VIDEO: Air It Is: Flying Car Takes To The Sky On First Inter-City Journey
An inventor’s flying car takes off next to a plane and carries out its 142nd successful landing in a different city — before converting into a sports car on the ground in under three minutes.
The AirCar carried out its first flight between two international airports at 6 p.m. on June 28.
AirCar turns into an aircraft from a road vehicle in a short amount of time with just the click of a button, its designer, Stefan Klein, founder-CEO of KleinVision, said in a statement.
Klein flew from the Slovakian city of Nitra to the country’s capital, Bratislava, before transforming his flying car into a sports vehicle and heading for a coffee in the city center. He sipped a coffee at a cafe next to the Academy of Fine Arts and Design, where he teaches.
The inventor, who started designing a flying car 32 years ago, said: “It was a comfortable flight. The weather was beautiful, everything worked well.”
He said it took him about 25 minutes to fly 50 miles from Nitra to Bratislava, including a circle above the D1 motorway to view the rush-hour traffic.

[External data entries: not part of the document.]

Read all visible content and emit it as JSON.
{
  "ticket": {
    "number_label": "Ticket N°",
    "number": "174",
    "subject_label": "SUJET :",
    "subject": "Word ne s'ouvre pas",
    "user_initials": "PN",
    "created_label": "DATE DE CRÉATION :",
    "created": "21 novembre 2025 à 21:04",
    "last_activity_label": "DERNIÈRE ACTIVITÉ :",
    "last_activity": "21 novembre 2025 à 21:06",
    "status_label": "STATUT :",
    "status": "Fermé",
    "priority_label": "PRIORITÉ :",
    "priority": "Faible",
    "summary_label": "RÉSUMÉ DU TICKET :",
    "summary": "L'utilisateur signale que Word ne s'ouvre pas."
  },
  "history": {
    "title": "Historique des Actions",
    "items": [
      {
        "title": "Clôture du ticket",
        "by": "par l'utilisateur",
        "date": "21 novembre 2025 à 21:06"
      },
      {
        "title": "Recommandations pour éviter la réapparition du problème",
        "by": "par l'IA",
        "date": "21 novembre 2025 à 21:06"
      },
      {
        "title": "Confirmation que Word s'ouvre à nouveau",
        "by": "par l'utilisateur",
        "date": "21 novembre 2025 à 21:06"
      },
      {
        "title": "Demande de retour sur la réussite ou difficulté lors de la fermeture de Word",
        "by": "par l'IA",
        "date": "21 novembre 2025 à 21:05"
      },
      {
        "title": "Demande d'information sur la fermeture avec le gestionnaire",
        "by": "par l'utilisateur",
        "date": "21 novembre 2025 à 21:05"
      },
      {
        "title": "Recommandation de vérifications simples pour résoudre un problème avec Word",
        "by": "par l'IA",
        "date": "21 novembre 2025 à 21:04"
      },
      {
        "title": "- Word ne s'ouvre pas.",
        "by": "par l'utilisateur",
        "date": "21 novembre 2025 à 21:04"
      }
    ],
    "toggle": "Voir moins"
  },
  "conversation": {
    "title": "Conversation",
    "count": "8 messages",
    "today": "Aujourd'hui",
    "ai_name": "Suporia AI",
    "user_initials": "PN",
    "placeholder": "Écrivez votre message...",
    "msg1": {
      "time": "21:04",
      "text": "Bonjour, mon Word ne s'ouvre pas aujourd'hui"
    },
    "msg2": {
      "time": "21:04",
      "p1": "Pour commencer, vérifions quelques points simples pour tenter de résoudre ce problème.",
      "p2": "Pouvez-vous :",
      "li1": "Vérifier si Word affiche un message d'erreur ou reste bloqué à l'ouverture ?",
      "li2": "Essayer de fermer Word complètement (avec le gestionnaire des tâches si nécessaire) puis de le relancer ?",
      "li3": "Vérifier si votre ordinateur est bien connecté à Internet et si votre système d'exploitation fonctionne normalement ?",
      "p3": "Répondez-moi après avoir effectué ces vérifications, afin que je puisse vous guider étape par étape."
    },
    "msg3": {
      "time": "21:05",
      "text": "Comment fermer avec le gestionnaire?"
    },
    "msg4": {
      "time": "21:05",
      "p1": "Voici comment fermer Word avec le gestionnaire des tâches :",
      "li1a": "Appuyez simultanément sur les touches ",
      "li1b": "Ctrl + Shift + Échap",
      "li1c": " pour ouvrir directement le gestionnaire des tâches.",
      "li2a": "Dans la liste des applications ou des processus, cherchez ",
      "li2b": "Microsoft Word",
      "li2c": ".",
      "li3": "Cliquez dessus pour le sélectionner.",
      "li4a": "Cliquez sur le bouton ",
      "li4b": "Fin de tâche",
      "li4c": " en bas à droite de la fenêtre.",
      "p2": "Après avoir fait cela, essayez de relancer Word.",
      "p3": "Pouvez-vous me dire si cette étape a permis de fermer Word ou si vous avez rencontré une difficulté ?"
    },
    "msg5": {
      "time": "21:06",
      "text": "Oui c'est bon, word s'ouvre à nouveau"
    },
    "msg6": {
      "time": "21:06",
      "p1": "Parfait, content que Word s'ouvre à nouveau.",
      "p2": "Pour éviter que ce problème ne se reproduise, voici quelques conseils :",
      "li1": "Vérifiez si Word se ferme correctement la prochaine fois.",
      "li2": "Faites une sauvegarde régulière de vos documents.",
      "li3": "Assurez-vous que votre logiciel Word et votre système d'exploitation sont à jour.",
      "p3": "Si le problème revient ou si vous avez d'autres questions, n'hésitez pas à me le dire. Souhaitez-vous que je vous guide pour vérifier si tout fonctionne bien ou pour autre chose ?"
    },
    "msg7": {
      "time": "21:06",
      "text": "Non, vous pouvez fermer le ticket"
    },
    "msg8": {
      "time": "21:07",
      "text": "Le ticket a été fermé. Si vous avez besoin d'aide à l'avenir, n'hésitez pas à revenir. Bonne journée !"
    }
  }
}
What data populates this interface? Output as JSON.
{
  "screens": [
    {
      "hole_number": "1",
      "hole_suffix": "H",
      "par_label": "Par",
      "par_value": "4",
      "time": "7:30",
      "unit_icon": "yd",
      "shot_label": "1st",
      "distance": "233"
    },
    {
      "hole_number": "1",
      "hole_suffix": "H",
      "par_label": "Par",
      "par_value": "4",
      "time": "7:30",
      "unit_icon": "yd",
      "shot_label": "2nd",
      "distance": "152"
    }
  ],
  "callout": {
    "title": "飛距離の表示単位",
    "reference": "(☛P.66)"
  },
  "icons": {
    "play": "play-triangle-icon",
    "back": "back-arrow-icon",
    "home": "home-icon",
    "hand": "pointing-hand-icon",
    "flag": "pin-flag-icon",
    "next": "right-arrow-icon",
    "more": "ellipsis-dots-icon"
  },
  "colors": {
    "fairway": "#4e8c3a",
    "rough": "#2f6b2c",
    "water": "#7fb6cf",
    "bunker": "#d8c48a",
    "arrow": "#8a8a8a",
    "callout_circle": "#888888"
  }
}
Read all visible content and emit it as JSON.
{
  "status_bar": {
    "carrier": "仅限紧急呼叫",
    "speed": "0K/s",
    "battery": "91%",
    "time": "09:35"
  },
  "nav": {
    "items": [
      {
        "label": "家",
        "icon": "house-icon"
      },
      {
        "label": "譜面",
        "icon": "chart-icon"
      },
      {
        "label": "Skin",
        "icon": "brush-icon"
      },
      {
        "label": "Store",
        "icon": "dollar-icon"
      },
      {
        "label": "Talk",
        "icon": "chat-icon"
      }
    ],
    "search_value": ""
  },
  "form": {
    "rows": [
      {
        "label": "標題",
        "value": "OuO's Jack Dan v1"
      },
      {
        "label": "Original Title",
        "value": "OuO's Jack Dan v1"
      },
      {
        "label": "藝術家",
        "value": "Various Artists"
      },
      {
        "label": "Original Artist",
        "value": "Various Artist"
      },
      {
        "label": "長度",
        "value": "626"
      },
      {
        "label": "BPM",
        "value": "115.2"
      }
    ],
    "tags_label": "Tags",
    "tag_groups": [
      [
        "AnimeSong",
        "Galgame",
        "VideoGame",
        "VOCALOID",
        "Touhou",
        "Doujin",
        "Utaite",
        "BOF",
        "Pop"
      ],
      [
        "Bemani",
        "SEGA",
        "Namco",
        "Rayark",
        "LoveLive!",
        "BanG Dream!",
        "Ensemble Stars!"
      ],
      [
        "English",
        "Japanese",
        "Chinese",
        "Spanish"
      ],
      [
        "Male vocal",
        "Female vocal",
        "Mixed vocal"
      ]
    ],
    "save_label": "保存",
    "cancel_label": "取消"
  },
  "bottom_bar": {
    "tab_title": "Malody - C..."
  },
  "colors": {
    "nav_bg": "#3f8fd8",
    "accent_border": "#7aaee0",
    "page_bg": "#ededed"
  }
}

“This is exactly the advantage of the AirCar: You never get stuck in a traffic jam,” said Klein. “With today’s flight, we wanted to demonstrate the capabilities of this experimental prototype, as well as prove the idea behind this means of transportation is realistic.”
The flying car carried out its first test flight at Piesťany Airport in the Slovakian town of the same name last fall.
The vehicle is produced by his company, KleinVision, which posted footage of the test on YouTube on Oct. 27, 2020. It went viral with 3.4 million views.
The two-seat AirCar, which weighs 2,425 pounds with a further load capacity of 441 pounds per flight, is powered by a BMW 1.6 L engine and 140 horsepower.
AirCar can reportedly travel up to 621 miles with an estimated fuel consumption rate of 18 liters per hour, reaching speeds of up to 124 mph.
“AirCar has been conceived as a shape, evocating dynamic and attractive form predominantly built from an advanced composite material,” the KleinVision website states. “In the car mode, the object generates downforce using spoiler and elevator pitch whereas in the aircraft mode the entire surface generates lift.”
KleinVision’s co-founder Anton Zajac noted a distinct advantage: “With AirCar, you will arrive at your destination without the hassle of getting a ride to the airport and passing through commercial security.”
(Edited by Fern Siegel and Judith Isacoff)